We moved the biggest log onto the left border, behind the Russian sage, which has just started showing a few small leaves. The small hole underneath it has been stuffed with a couple of small pieces. The big geum to the right really needs some thinning attention.

The bug hotel is looking quite good. I’ll get rid of the grass and cress, but I don’t mind a bit of speedwell for now – and the dead nettle is great.

It looks like a few bees have already emerged from the bee hotel behind the shed. The ones with holes in the mud were definitely closed previously.

Amazingly a couple of garlic are already up. Now starts the game of putting them back when the blackbird pulls them out.

I have planted new bulbs in Bed 3, which I hope will actually flower in the summer and not just completely fail like the sparaxis. I’ve put Nanus gladioli Nymph roughly around the foxglove in the centre. 25 Peacock orchids have been planted in groups of 4 all over the bed. 12 double freesias have been put in close to where the clumps of daffodils are, and across the front edge. I had to pull up a big clump of forget-me-not, which was both in the way and overwhelming some tulips.

This is the last harvest from 2023. The water is so high that the carrots are just putting out loads of roots (or occasionally going soft). There’s some chard left in the ground, but I don’t think it’ll be up to much.


A little clear weather, but the plot was still underwater. I put a new log down by the helianthus. Once the water level drops I’ll be able to better place the logs I have. The very big one may well replace a couple on the left boundary.

The pond was at flood depth and I noticed the first signs of life within it. I thought it might be some crappy frogspawn at first, but it was water fleas in the algae.
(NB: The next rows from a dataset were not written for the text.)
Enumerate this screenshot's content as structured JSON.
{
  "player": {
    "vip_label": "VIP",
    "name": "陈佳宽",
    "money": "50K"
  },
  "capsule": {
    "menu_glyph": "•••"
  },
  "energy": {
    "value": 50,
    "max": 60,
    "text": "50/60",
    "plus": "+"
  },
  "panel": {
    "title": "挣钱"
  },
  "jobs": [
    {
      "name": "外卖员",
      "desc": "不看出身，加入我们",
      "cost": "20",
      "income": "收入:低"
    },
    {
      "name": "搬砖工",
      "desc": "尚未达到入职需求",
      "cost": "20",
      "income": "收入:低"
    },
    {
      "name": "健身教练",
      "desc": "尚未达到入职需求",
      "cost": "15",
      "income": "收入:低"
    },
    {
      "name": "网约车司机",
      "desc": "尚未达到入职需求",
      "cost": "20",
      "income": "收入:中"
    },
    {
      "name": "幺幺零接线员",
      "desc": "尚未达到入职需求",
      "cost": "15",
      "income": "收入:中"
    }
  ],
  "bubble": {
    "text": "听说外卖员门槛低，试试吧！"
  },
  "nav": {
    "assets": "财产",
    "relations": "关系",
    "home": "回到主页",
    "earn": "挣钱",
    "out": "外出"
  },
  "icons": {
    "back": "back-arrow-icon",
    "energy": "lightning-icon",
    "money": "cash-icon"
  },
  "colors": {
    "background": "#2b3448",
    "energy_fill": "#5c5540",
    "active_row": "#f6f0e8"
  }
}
They’re food for many things and also eat algae themselves, so a good start.

I planted 6 stems of water forget-me-not behind the liner by the fencepost. I put some more subsoil and stones in with them. So I hope they’ll establish well and raft out into the pond. At some point I need to sort out the puffiness of the liner, but it’s not practical at the moment.

The marsh marigold is continuing to grow well and there now seems a bud opening on one of the loosestrife.

I’ve taken the staple of the shed door again and replaced it with a cup hook for the bungee cord.


Although I was still dying to get the garlic in, I sorted out the shed door first. It’s been terrible to open since November and the hasp / padlock haven’t been in use since then either. So I took the hasp off and the door just locks on the standard lock now. I have put the bolt and screws back for the moment because they hold two block of wood inside, which also hold my keys cup hook.

The plan for now it to take all that off again and simply move the cup book onto the wall. I don’t particularly want the staple there as it’s a bit of a leverage point, but I need somewhere to hook the bungee cord – that could well just be a cup hook on the outside. I want to cover the carved out piece on the door and that’s probably going to end up being a filler piece of wood, fixed with UHU and a couple of staples on the inside of the door.

I gave Bed 11 a gentle turnover and raked half a bag of compost across it. I was on a lunch deadline, so it didn’t get anything else. I measured out the lines and then discovered that the garlic I’d bought had started to go mouldy. So I ran to the garden centre and got the only one they had: Garcua. The cloves in rows 1 and 3 are spaced 18″ apart, leaving room for oca later on.

It feels so good to be back in the garden, though it’s still very wet and muddy. And tomorrow it’s going to pour with rain all day.